The Good It's quick, easy to use, and virus-resistant
The Bad Nada
The Bottom Line The rare software program that just makes you happy
A new web browser is catching fire -- the aptly named Firefox. It's rapidly becoming the browser of choice for PC users who are concerned about the security of Microsoft's (MSFT ) ubiquitous Internet Explorer, a favorite target of viruses and spyware programs.
Firefox has some nifty features that Internet Explorer lacks, and it runs on Linux computers as well as Windows and Mac (AAPL ) machines. It also appeals to people who don't want Microsoft to monopolize the Web.
If you haven't made the switch to Firefox, getting started is a snap. Using your current browser, go to Mozilla.org and click on the Firefox download button. When a window opens asking you what you want to do with the file, click "save to disk." Then, when the computer displays a download manager list, click on the "Firefox setup" item. A setup wizard walks you through the process.
SWIFT AND SVELTE
At the end you have the opportunity to select Firefox as your default browser. If you do, you can still use the other browsers on your computer. With a last click you can import favorites, bookmarks, passwords, and cookies from your previous browser. The whole process takes two minutes if you have a broadband connection.
One of the pluses of Firefox is that it is a svelte program that loads and operates quickly. The "Firefox Start" page has a Google (GOOG ) search bar in the middle and easy-to-identify menus and links to familiar browsing features. Click first on the "Firefox Help" link at the bottom left, which takes you to "Firefox Central," a page that explains how to use the program. Firefox makes it easy to add plug-ins such as Real Player (RNWK ) for streaming media and Java for interactivity. You can also add extensions that provide optional features such as chat and a dictionary.
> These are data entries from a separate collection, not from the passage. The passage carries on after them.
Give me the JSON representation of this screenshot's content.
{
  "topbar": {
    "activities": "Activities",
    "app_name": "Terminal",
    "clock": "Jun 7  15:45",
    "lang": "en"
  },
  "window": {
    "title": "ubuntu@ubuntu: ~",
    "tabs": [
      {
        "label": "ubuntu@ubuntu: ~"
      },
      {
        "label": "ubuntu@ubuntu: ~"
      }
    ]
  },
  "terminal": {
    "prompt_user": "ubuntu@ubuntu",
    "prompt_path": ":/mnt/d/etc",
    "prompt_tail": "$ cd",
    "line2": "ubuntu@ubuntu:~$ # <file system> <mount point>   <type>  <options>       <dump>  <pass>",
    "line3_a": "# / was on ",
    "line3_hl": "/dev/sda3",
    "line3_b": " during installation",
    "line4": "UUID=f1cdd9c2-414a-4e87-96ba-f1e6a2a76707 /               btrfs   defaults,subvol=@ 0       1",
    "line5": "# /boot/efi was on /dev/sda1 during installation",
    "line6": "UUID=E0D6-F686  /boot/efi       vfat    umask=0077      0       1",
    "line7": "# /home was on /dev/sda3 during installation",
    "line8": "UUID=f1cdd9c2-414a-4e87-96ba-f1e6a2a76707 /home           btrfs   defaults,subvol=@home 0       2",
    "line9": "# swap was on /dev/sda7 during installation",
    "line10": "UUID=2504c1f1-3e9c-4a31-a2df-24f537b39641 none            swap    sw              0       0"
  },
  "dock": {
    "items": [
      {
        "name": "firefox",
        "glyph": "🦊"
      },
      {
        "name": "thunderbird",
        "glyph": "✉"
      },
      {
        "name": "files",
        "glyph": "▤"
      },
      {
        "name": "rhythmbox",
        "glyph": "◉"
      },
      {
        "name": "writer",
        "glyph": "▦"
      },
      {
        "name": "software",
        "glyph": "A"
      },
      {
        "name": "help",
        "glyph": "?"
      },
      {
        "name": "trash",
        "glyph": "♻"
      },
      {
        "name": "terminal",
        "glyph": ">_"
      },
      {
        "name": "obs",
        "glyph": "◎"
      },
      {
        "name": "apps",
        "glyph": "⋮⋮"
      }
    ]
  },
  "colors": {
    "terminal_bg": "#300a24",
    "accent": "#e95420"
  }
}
One of the most popular standard features is "tabbed browsing." This allows you to set up a handful of favorite Web pages that open automatically when you launch your browser. You can keep your A-list pages open and shift rapidly among them using graphical tabs that look similar to those on paper file folders.
Unfortunately, some Web sites use proprietary Microsoft technologies that are not fully compatible with Firefox. In most cases you can still use the sites, but some of the graphics may be distorted. The Mozilla Foundation, which built Firefox with the help of thousands of volunteer programmers, has organized a campaign to persuade Web sites to adopt open standards and welcome all browsers.
One last to-do item before you start surfing with Firefox: Take a minute on the Mozilla.org site to make an online donation to the foundation, whose mission is to preserve choice and innovation on the Internet. The browser is free, but Mozilla has expenses. If you're using the product, why not help support it?
By Steve Hamm